Which is hardly the level of scholastic accuracy expected of a book of revelation.

The fact that “The gospel according to John” was not written by John, the disciple, is not common knowledge among laity. Nonetheless, Ehrman tells us, “Most scholars today have abandoned these identifications, and recognize that the books were written by otherwise unknown but relatively well-educated Greek-speaking (and writing) Christians during the second half of the first century.”

In addition, acts 4:13 tells us that John was “unlettered.” In other words, he was illiterate.

Stanton poses this compelling question: “Was the eventual decision to accept Matthew, Mark, Luke, and John correct?

Today it is generally agreed that neither Matthew nor John was written by an apostle. And Mark and Luke may not have been associates of the apostles.”

Professor Ehrman is more blunt: “Critical scholars are fairly unified today in thinking that Matthew did not write the First Gospel of John the Fourth, that Peter did not write 2 Peter and possibly not 1 Peter. No other book of the New Testament claims to be written by one of Jesus’ earthly disciples.”

Why, then, do our Bibles label the four gospels as Matthew, Mark, Luke, and John?

Some scholars suggest something like branding—the modern advertising term for the commercial practice of soliciting celebrity endorsements to sell.

A product.

Second-century Christians who favored these four gospels had a choice—either acknowledge the gospels’ anonymous authorship or fake it. The bluff proved irresistible, and they chose to assign the gospels to apostolic authorities, thereby illegitimately “branding” the gospels as authoritative.

In the end, we have no evidence any book of the Bible, gospels included, were authored by Jesus’ disciples. Furthermore, most scholars accept Paul’s authorship in only half of the works attributed to him. 

Regardless of who authored what, corruptions and inconsistencies have resulted in more manuscript variants than words in the New Testament!

Jesus and his disciples primarily spoke Aramaic. the common language of Judea in the first century AD, most likely a Galilean dialect distinguishable from that of Jerusalem. This is generally agreed upon by historians. The villages of Nazareth and Capernaum in Galilee, where Jesus spent most of his time, were Aramaic-speaking communities.

Those who wrote the new testament Bible did not know Jesus. And they wrote the Bible after hearing about Jesus in public decades after decades. The Bible is not the book that Jesus wrote.

See here, it is said that Jesus and his disciples spoke Armenian language. This proves that John, Luke, Mark, and Matthew were not disciples of Jesus. They did not know Jesus.–
Prepared by Mohamad Mostafa Nassar- Australia.

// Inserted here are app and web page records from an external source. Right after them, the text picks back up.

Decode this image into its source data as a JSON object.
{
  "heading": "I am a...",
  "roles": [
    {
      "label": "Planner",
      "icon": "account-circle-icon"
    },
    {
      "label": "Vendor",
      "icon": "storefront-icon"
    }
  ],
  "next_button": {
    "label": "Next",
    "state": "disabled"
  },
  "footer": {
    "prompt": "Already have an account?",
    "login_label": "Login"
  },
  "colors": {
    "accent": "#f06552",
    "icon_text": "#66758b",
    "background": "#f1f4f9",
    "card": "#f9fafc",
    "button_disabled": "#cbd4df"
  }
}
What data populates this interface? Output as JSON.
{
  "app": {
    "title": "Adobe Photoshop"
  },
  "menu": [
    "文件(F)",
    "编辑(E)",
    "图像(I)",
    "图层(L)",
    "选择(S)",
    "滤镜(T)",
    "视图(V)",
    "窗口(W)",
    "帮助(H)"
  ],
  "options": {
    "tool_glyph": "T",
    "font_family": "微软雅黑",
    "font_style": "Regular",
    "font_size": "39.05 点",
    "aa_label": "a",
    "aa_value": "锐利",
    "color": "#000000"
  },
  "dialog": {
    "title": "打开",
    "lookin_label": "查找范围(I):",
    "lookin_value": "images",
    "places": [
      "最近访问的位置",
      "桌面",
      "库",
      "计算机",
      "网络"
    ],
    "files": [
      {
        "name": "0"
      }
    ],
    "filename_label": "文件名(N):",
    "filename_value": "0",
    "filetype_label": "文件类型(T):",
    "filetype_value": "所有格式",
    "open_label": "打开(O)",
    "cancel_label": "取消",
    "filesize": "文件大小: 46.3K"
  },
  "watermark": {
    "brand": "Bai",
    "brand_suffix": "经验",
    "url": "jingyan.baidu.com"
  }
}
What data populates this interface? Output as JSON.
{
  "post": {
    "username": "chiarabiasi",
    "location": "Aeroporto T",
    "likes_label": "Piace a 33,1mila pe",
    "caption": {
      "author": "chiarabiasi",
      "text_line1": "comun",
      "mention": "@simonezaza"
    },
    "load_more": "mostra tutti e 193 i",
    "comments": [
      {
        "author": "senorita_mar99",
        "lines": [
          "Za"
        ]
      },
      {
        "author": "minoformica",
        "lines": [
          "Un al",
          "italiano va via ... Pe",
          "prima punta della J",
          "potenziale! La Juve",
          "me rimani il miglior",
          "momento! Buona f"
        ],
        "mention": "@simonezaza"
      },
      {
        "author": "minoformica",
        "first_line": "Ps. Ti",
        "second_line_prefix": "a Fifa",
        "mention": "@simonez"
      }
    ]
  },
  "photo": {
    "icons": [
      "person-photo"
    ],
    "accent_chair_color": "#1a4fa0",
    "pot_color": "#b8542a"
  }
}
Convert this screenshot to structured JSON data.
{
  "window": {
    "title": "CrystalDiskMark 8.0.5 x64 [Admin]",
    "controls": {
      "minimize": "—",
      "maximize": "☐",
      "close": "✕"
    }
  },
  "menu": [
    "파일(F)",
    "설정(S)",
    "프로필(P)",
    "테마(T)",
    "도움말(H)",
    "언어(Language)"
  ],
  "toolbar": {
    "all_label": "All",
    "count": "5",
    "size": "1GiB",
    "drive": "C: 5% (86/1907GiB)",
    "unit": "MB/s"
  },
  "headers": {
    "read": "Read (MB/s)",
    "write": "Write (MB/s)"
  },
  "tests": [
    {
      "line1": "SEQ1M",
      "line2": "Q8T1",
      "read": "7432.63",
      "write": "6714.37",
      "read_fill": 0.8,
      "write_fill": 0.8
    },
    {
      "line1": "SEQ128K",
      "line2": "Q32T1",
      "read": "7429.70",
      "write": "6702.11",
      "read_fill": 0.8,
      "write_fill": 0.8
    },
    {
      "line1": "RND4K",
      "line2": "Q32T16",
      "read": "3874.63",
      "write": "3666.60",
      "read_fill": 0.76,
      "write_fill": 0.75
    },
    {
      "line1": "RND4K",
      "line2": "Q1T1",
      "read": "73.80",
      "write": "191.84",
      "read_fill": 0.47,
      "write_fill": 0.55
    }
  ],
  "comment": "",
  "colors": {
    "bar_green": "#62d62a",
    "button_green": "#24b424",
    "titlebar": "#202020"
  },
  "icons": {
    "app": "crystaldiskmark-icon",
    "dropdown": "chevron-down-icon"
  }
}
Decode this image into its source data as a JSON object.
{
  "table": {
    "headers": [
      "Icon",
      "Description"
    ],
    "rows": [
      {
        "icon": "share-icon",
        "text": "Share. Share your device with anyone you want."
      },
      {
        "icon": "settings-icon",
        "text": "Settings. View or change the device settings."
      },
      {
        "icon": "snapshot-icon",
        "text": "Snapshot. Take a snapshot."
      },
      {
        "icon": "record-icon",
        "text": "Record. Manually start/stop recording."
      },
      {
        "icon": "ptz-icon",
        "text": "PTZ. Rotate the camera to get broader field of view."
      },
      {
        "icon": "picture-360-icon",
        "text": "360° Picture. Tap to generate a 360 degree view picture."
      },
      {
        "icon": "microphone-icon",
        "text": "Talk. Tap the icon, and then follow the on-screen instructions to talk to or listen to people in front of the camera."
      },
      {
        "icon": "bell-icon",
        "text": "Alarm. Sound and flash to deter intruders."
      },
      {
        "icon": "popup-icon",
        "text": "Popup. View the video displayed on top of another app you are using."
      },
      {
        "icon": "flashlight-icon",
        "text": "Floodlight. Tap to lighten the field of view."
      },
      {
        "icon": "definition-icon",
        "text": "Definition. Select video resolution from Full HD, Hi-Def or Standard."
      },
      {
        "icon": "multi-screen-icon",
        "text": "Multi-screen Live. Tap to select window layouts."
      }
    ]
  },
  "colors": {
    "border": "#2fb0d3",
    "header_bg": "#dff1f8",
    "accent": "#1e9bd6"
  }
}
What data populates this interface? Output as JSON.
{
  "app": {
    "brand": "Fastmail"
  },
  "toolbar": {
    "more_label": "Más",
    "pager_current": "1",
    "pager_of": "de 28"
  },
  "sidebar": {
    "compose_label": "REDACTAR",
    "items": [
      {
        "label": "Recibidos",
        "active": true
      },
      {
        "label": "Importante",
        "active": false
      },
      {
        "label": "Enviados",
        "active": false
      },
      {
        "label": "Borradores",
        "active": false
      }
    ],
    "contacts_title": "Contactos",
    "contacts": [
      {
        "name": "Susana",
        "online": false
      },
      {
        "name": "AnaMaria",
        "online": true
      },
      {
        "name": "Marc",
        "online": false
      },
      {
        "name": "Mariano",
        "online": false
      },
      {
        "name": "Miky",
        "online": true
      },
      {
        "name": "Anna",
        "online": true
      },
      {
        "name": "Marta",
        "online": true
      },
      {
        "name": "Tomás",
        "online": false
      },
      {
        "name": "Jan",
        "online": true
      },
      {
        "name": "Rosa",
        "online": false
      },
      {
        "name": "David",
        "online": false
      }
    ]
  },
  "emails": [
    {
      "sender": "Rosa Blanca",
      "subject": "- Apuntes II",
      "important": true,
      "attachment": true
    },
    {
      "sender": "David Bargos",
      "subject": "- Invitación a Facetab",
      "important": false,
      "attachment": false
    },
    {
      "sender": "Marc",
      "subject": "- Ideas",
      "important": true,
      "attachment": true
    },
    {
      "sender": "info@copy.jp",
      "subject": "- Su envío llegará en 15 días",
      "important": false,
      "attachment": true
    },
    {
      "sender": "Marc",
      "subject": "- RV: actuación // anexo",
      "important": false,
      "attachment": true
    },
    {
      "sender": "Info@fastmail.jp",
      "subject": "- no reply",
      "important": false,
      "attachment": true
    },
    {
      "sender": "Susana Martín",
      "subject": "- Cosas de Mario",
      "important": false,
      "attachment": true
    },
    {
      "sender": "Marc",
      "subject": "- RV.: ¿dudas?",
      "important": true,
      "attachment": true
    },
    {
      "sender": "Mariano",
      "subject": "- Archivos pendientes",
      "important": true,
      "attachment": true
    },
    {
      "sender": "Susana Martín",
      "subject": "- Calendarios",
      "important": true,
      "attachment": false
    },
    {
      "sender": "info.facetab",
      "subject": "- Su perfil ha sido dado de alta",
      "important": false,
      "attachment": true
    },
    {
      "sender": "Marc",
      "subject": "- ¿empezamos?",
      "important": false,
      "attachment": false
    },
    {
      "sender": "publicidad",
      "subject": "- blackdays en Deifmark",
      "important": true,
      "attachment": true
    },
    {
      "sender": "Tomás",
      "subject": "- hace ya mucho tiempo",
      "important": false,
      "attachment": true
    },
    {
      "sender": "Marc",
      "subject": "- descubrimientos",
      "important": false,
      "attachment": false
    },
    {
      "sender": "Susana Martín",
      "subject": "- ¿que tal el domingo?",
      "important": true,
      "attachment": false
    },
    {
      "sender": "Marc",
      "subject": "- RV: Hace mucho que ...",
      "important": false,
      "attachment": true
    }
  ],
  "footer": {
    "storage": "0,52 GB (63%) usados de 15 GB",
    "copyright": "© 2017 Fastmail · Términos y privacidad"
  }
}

Make sure to copy and email this post for your reference, you might need it later.
Arrogance is not only a sign of insecurity, it’s a sign of immaturity. Mature and fully-realized persons can get their points across, even emphatically without demeaning or intimidating others.